Respondeo: As the Compendium of the Social Doctrine of the Church explains, “The Magisterium recognizes the importance of national sovereignty, understood above all as an expression of the freedom that must govern relations between States” (no. 435, emphasis in original). However, the same paragraph goes on to insist that “national sovereignty is not, however, absolute. Nations can freely renounce the exercise of some of their rights in view of a common goal, in the awareness that they form a ‘family of nations’ where mutual trust, support and respect must prevail” (emphasis in original). When this is viewed alongside the Catholic Social Teaching principle of subsidiarity, which maintains that the common good must be protected with the lowest possible but highest necessary level of sociopolitical coordination (Compendium, nos. 185-186), the failure of national policies to mitigate climate change makes international coordination necessary.

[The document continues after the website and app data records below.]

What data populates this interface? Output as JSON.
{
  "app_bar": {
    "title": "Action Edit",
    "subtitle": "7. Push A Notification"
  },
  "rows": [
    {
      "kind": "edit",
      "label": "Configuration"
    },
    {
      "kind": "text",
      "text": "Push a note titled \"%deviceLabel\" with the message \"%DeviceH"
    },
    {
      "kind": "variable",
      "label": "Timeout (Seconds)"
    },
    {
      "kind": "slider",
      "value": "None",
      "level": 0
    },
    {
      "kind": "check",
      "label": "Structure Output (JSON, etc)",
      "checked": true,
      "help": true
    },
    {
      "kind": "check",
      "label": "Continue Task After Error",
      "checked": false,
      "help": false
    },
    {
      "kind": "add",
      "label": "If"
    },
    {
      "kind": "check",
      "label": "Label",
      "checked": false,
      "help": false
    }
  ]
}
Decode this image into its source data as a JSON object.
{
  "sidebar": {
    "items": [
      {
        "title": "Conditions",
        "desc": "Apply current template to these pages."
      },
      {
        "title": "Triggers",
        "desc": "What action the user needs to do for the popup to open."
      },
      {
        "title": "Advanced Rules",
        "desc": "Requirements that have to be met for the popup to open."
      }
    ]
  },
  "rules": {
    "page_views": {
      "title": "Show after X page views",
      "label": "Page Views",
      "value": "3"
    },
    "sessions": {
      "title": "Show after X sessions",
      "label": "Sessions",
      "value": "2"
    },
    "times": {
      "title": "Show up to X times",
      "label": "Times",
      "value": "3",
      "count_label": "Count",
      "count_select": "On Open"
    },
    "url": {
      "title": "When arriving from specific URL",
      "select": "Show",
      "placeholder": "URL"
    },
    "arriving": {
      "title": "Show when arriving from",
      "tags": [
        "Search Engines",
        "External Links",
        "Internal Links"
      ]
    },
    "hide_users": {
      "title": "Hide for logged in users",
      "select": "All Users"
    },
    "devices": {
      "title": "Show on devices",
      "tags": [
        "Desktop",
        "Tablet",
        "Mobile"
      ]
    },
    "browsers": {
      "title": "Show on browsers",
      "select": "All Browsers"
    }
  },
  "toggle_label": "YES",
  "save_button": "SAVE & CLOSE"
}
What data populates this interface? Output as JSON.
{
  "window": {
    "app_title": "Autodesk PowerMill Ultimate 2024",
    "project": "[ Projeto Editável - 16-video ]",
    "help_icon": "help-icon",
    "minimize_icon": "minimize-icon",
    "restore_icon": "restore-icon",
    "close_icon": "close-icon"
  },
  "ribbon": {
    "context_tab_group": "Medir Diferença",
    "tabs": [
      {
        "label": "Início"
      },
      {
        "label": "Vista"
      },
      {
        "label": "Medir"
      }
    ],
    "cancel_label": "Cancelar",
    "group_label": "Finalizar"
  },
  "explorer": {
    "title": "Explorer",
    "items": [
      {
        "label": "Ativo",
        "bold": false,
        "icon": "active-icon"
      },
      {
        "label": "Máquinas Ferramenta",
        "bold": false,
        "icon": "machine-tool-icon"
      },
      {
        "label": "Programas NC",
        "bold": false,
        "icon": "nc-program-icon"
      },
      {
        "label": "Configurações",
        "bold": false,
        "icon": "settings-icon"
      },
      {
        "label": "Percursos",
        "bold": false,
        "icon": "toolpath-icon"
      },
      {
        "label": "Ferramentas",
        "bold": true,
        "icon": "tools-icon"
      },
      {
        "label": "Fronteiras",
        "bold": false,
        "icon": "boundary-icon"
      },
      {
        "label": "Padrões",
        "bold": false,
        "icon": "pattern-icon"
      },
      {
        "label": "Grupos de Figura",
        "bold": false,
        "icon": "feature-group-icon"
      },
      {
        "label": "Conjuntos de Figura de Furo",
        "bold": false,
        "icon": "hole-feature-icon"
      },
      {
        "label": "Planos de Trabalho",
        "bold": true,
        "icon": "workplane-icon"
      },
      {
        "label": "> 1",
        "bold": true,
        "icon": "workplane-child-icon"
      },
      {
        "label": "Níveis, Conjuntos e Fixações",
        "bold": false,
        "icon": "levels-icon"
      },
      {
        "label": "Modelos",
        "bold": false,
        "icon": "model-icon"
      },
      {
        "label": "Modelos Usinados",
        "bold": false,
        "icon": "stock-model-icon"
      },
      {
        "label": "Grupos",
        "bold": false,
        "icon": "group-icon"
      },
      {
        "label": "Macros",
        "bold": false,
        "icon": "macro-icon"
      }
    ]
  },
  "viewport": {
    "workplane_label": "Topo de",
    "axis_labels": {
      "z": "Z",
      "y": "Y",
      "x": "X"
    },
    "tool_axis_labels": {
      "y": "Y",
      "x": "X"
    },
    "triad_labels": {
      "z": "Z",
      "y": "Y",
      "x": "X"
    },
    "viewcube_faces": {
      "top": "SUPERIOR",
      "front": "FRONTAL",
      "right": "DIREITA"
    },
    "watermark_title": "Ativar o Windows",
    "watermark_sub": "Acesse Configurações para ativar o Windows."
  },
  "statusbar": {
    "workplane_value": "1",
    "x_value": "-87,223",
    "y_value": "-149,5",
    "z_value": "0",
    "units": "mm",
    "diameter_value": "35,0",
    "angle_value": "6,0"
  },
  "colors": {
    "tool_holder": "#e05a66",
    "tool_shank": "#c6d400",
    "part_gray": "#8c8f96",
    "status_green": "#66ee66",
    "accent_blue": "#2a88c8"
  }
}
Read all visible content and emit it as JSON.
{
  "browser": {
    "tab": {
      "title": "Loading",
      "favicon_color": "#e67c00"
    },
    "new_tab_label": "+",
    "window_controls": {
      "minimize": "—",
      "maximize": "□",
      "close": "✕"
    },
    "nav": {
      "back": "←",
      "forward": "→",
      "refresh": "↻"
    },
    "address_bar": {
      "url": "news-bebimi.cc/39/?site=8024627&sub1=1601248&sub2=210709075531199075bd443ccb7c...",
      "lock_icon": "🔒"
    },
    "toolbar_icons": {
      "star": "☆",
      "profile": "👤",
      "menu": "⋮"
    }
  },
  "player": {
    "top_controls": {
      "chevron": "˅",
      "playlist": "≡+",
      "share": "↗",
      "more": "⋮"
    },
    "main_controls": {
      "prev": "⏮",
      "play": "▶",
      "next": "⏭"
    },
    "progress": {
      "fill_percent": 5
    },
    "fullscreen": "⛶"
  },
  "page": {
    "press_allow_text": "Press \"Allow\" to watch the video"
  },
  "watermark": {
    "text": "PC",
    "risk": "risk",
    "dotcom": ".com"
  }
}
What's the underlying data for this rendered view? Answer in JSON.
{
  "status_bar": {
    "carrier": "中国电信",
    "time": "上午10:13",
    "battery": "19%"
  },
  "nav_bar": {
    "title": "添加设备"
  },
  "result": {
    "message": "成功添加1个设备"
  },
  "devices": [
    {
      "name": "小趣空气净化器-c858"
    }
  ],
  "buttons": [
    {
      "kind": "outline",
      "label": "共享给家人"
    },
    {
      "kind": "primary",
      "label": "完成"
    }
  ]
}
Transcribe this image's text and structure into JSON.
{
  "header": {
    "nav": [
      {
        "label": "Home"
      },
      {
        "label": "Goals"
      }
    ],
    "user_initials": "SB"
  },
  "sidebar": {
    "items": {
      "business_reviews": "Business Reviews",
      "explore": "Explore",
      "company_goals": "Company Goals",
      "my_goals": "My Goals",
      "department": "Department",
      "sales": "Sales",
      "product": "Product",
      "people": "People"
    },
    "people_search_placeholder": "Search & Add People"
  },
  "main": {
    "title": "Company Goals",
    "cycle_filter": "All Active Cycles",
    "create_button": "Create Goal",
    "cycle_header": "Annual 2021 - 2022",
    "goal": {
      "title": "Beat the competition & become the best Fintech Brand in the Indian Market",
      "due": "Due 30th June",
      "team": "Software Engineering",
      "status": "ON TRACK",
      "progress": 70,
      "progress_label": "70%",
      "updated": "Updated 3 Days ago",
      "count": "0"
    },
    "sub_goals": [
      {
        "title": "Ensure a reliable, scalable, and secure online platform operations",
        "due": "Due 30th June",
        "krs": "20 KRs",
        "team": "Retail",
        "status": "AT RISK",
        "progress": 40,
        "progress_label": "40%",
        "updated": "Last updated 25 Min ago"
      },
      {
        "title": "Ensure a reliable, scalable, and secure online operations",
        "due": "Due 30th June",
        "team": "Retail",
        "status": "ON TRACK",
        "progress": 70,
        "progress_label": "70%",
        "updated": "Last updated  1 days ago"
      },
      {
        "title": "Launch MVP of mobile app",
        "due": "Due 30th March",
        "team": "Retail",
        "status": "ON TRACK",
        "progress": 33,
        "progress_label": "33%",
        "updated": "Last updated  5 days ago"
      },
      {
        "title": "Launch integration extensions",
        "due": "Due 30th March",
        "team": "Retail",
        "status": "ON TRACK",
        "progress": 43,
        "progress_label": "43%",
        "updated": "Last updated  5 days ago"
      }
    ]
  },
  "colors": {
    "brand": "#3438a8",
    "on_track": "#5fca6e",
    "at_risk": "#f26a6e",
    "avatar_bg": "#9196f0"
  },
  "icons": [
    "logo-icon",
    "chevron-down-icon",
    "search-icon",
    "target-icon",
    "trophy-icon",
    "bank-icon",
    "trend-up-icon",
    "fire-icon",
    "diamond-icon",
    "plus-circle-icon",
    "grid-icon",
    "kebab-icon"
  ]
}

Objection 6: “Pope Francis’ criticism of neoliberal laissez-faire capitalism is a radical break from Church teaching on the subject.”
Respondeo: In critiquing free-market, neoliberal capitalism, Francis stands on the shoulders of Pope Emeritus Benedict XVI (2010 World Day of Peace Message, no. 7; Caritas in Veritate, nos. 35-36), St. John Paul II (Centesiums Annus, no. 42), and Pope Paul VI (Populorem Progressio, no. 26), who have all insisted that neoliberal laissez-faire capitalism is inconsistent with Catholic Social Teaching.
Objection 6: “Pope Francis’ critique of capitalism and structural injustice makes him a Marxist.”
Respondeo: Pope Francis has explicitly denounced this objection (which was given after the publication of Evangelii Gaudium): “There is nothing in the Exhortation that cannot be found in the social Doctrine of the Church. I wasn’t speaking from a technical point of view, what I was trying to do was to give a picture of what is going on. The only specific quote I used was the one regarding the ‘trickle-down theories’ which assume that economic growth, encouraged by a free market, will inevitably succeed in bringing about greater justice and social inclusiveness in the world. The promise was that when the glass was full, it would overflow, benefiting the poor. But what happens instead, is that when the glass is full, it magically gets bigger nothing ever comes out for the poor. This was the only reference to a specific theory. I was not, I repeat, speaking from a technical point of view but according to the Church’s social doctrine. This does not mean being a Marxist.”
Objection 7: “Catholics cannot address climate change because doing so means supporting population control and compromising our commitment to protecting human life and dignity.”
Respondeo: The USCCB-endorsed Catholic Climate Covenant has published a page which demonstrates that attention to climate change is not antithetical to Catholic magisterial teaching on human life and dignity. In light of the World Health Organization statistic that climate change currently causes 150,000 annual deaths, many Catholics additionally argue that the mitigation of climate change in fact protects and promotes the Church’s commitment to human life and dignity.
Despite these responses to likely objections, I’m sure that there will inevitably be a contingent of Catholics who remain fundamentally opposed to Francis’ encyclical based on commitments to ideologies that collide with Catholic Social Teaching. Nevertheless, it seems prudent to anticipate the critiques that this group will likely level against the pope in order to make sure that a vocal minority does not take away from the encyclical that will likely be a groundbreaking moment for the Church—and hopefully the world.